— GOAL OF THE EXERCISE —
Read through the lines below and copy the ones holding the string "Yüksek".

[Dataset records]
********************

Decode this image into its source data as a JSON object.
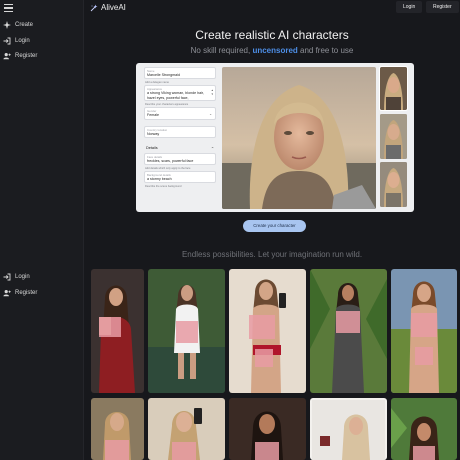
{
  "header": {
    "logo_text": "AliveAI",
    "login_label": "Login",
    "register_label": "Register"
  },
  "sidebar": {
    "items": [
      {
        "label": "Create",
        "icon": "sparkle-icon"
      },
      {
        "label": "Login",
        "icon": "login-icon"
      },
      {
        "label": "Register",
        "icon": "user-plus-icon"
      }
    ],
    "bottom_items": [
      {
        "label": "Login",
        "icon": "login-icon"
      },
      {
        "label": "Register",
        "icon": "user-plus-icon"
      }
    ]
  },
  "hero": {
    "title": "Create realistic AI characters",
    "sub_before": "No skill required, ",
    "sub_accent": "uncensored",
    "sub_after": " and free to use"
  },
  "form": {
    "name_label": "Name",
    "name_value": "Marcelle Strongmaid",
    "name_hint": "Add a delegan name",
    "appearance_label": "Appearance",
    "appearance_value": "a strong Viking woman, blonde hair, hazel eyes, powerful face,",
    "appearance_hint": "Describe your characters appearance",
    "gender_label": "Gender",
    "gender_value": "Female",
    "country_label": "Country location",
    "country_value": "Norway",
    "details_label": "Details",
    "face_label": "Face details",
    "face_value": "freckles, scars, powerful face",
    "face_hint": "Add details which only apply to the face",
    "background_label": "Background details",
    "background_value": "a stormy beach",
    "background_hint": "Describe the scene background"
  },
  "create_button_label": "Create your character",
  "gallery_heading": "Endless possibilities. Let your imagination run wild.",
  "colors": {
    "accent": "#4d8ee6",
    "button_bg": "#a8c5f0",
    "page_bg": "#17181c"
  }
}
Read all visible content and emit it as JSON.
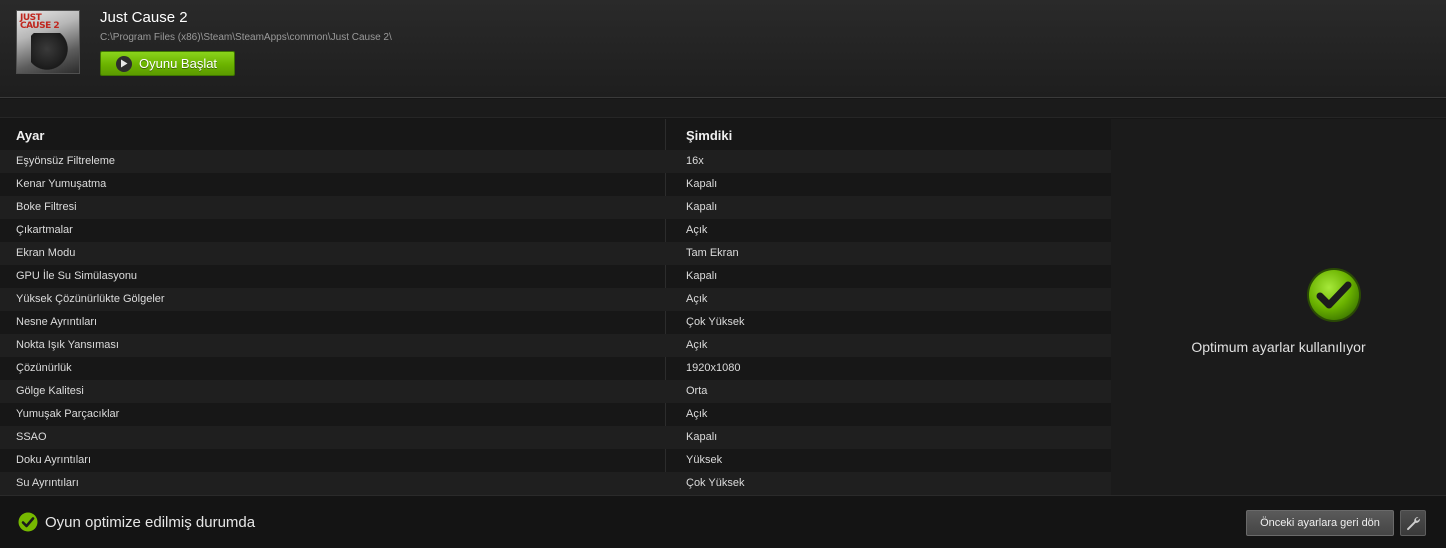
{
  "game": {
    "title": "Just Cause 2",
    "path": "C:\\Program Files (x86)\\Steam\\SteamApps\\common\\Just Cause 2\\",
    "cover_logo_line1": "JUST",
    "cover_logo_line2": "CAUSE 2",
    "launch_label": "Oyunu Başlat"
  },
  "table": {
    "col_setting": "Ayar",
    "col_current": "Şimdiki",
    "rows": [
      {
        "setting": "Eşyönsüz Filtreleme",
        "value": "16x"
      },
      {
        "setting": "Kenar Yumuşatma",
        "value": "Kapalı"
      },
      {
        "setting": "Boke Filtresi",
        "value": "Kapalı"
      },
      {
        "setting": "Çıkartmalar",
        "value": "Açık"
      },
      {
        "setting": "Ekran Modu",
        "value": "Tam Ekran"
      },
      {
        "setting": "GPU İle Su Simülasyonu",
        "value": "Kapalı"
      },
      {
        "setting": "Yüksek Çözünürlükte Gölgeler",
        "value": "Açık"
      },
      {
        "setting": "Nesne Ayrıntıları",
        "value": "Çok Yüksek"
      },
      {
        "setting": "Nokta Işık Yansıması",
        "value": "Açık"
      },
      {
        "setting": "Çözünürlük",
        "value": "1920x1080"
      },
      {
        "setting": "Gölge Kalitesi",
        "value": "Orta"
      },
      {
        "setting": "Yumuşak Parçacıklar",
        "value": "Açık"
      },
      {
        "setting": "SSAO",
        "value": "Kapalı"
      },
      {
        "setting": "Doku Ayrıntıları",
        "value": "Yüksek"
      },
      {
        "setting": "Su Ayrıntıları",
        "value": "Çok Yüksek"
      }
    ]
  },
  "panel": {
    "status_icon": "checkmark-circle-icon",
    "message": "Optimum ayarlar kullanılıyor"
  },
  "footer": {
    "status_icon": "checkmark-circle-icon",
    "status_text": "Oyun optimize edilmiş durumda",
    "revert_label": "Önceki ayarlara geri dön",
    "tools_icon": "wrench-icon"
  },
  "colors": {
    "accent_green": "#76b900",
    "background": "#161616",
    "row_alt": "#1f1f1f"
  }
}
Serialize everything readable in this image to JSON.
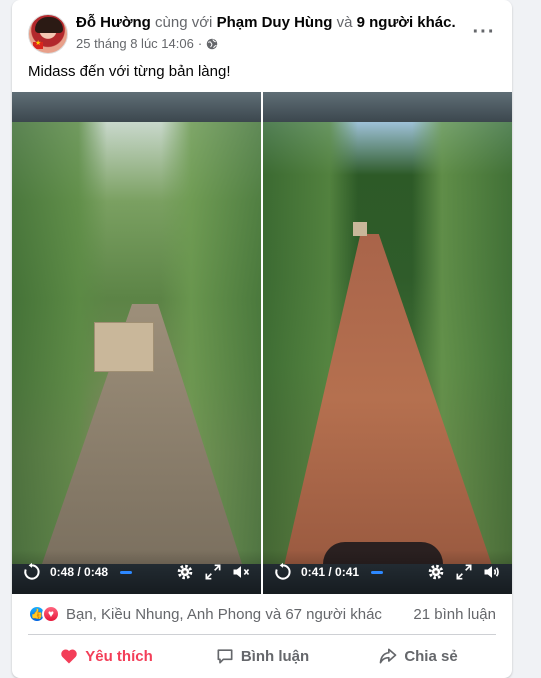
{
  "post": {
    "author": "Đỗ Hường",
    "with_text": "cùng với",
    "tagged": "Phạm Duy Hùng",
    "and_text": "và",
    "others": "9 người khác.",
    "timestamp": "25 tháng 8 lúc 14:06",
    "privacy_icon": "globe-icon",
    "caption": "Midass đến với từng bản làng!"
  },
  "videos": [
    {
      "time": "0:48 / 0:48",
      "volume_icon": "volume-muted-icon"
    },
    {
      "time": "0:41 / 0:41",
      "volume_icon": "volume-icon"
    }
  ],
  "reactions": {
    "types": [
      "like",
      "love"
    ],
    "summary": "Bạn, Kiều Nhung, Anh Phong và 67 người khác",
    "comments": "21 bình luận"
  },
  "actions": {
    "like": "Yêu thích",
    "comment": "Bình luận",
    "share": "Chia sẻ"
  },
  "colors": {
    "accent": "#2d88ff",
    "love": "#f33e58",
    "muted": "#65676b"
  }
}
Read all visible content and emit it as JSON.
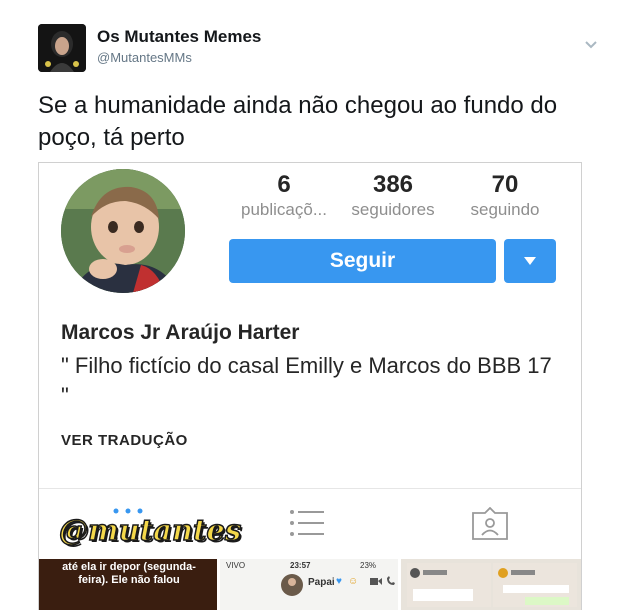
{
  "tweet": {
    "display_name": "Os Mutantes Memes",
    "handle": "@MutantesMMs",
    "text": "Se a humanidade ainda não chegou ao fundo do poço, tá perto"
  },
  "profile": {
    "stats": [
      {
        "value": "6",
        "label": "publicaçõ..."
      },
      {
        "value": "386",
        "label": "seguidores"
      },
      {
        "value": "70",
        "label": "seguindo"
      }
    ],
    "follow_label": "Seguir",
    "name": "Marcos Jr Araújo Harter",
    "bio": "\" Filho fictício do casal Emilly e Marcos do BBB 17 \"",
    "translate_label": "VER TRADUÇÃO"
  },
  "watermark": "@mutantes",
  "thumbs": {
    "story_text": "até ela ir depor (segunda-feira). Ele não falou",
    "chat_carrier": "VIVO",
    "chat_time": "23:57",
    "chat_battery": "23%",
    "chat_contact": "Papai"
  },
  "colors": {
    "accent": "#3897f0",
    "watermark": "#f4d84a"
  }
}
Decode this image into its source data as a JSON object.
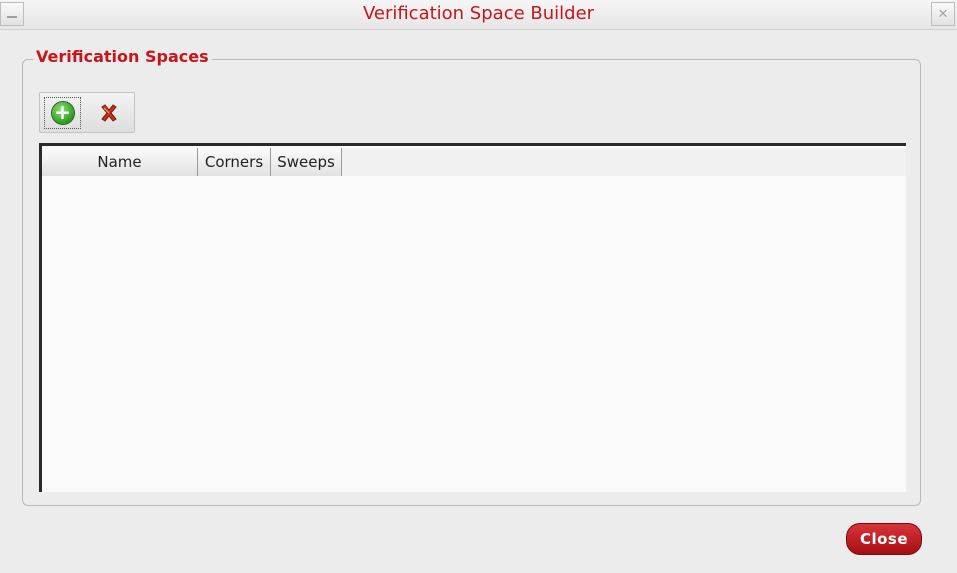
{
  "window": {
    "title": "Verification Space Builder",
    "minimize_icon": "minimize-icon",
    "close_icon": "close-x-icon"
  },
  "group": {
    "legend": "Verification Spaces"
  },
  "toolbar": {
    "add_icon": "add-green-plus-icon",
    "delete_icon": "delete-red-x-icon"
  },
  "table": {
    "columns": [
      "Name",
      "Corners",
      "Sweeps"
    ],
    "rows": []
  },
  "footer": {
    "close_label": "Close"
  },
  "colors": {
    "accent": "#c8151b",
    "close_button": "#c0191e",
    "add_icon": "#2c9a1e"
  }
}
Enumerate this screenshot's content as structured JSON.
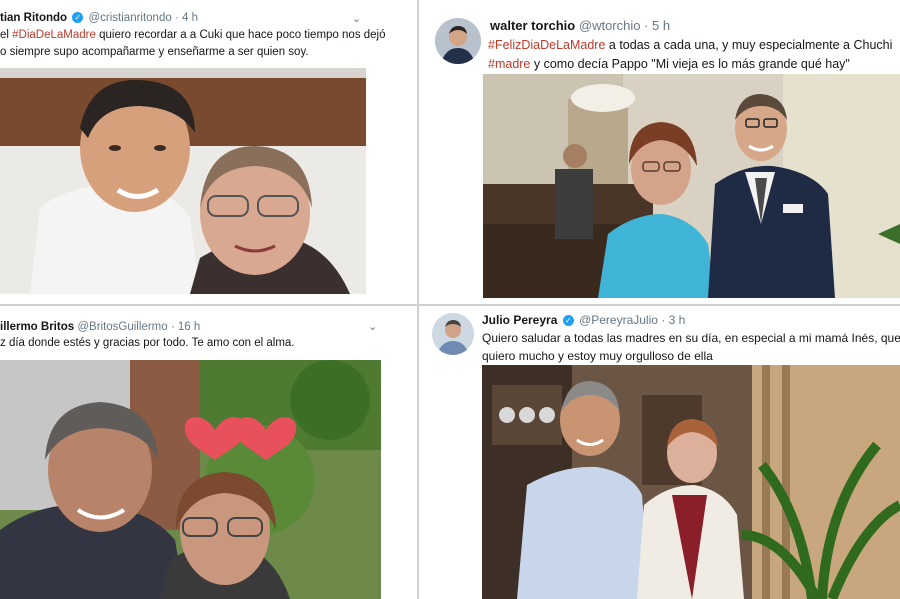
{
  "tweets": [
    {
      "name": "tian Ritondo",
      "handle": "@cristianritondo",
      "time": "· 4 h",
      "line1_pre": "el ",
      "line1_hashtag": "#DiaDeLaMadre",
      "line1_post": " quiero recordar a a Cuki que hace poco tiempo nos dejó",
      "line2": "o siempre supo acompañarme y enseñarme a ser quien soy."
    },
    {
      "name": "walter torchio",
      "handle": "@wtorchio",
      "time": "· 5 h",
      "line1_hashtag": "#FelizDiaDeLaMadre",
      "line1_post": " a todas a cada una, y muy especialmente a Chuchi",
      "line2_hashtag": "#madre",
      "line2_post": " y como decía Pappo \"Mi vieja es lo más grande qué hay\""
    },
    {
      "name": "illermo Britos",
      "handle": "@BritosGuillermo",
      "time": "· 16 h",
      "line1": "z día donde estés y gracias por todo. Te amo con el alma."
    },
    {
      "name": "Julio Pereyra",
      "handle": "@PereyraJulio",
      "time": "· 3 h",
      "line1": "Quiero saludar a todas las madres en su día, en especial a mi mamá Inés, que",
      "line2": "quiero mucho y estoy muy orgulloso de ella"
    }
  ],
  "icons": {
    "chevron": "chevron-down-icon",
    "verified": "verified-badge-icon"
  },
  "colors": {
    "hashtag": "#c0392b",
    "verified": "#1da1f2",
    "meta": "#657786"
  }
}
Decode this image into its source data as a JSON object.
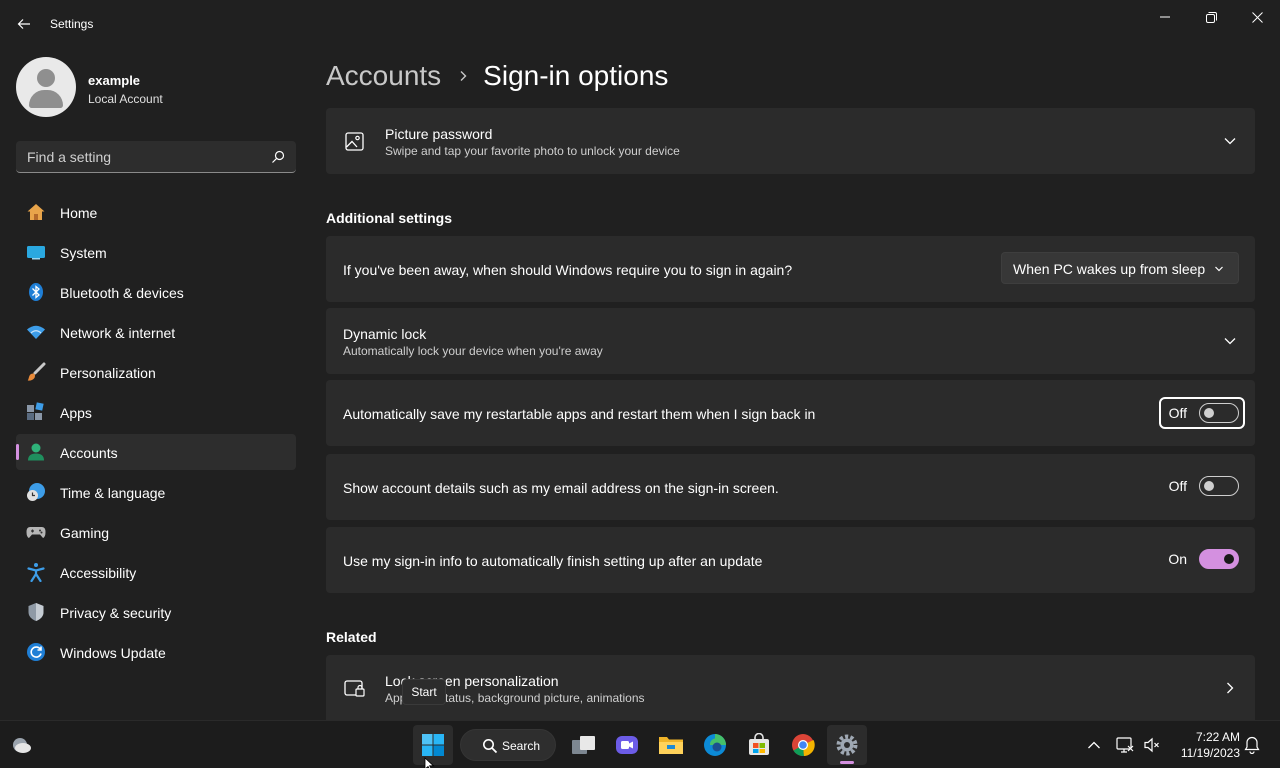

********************

— RESULT —
        "setting": "Yüksek Çözünürlükte Gölgeler",
        "value": "Çok Yüksek"
        "value": "Yüksek"
        "value": "Çok Yüksek"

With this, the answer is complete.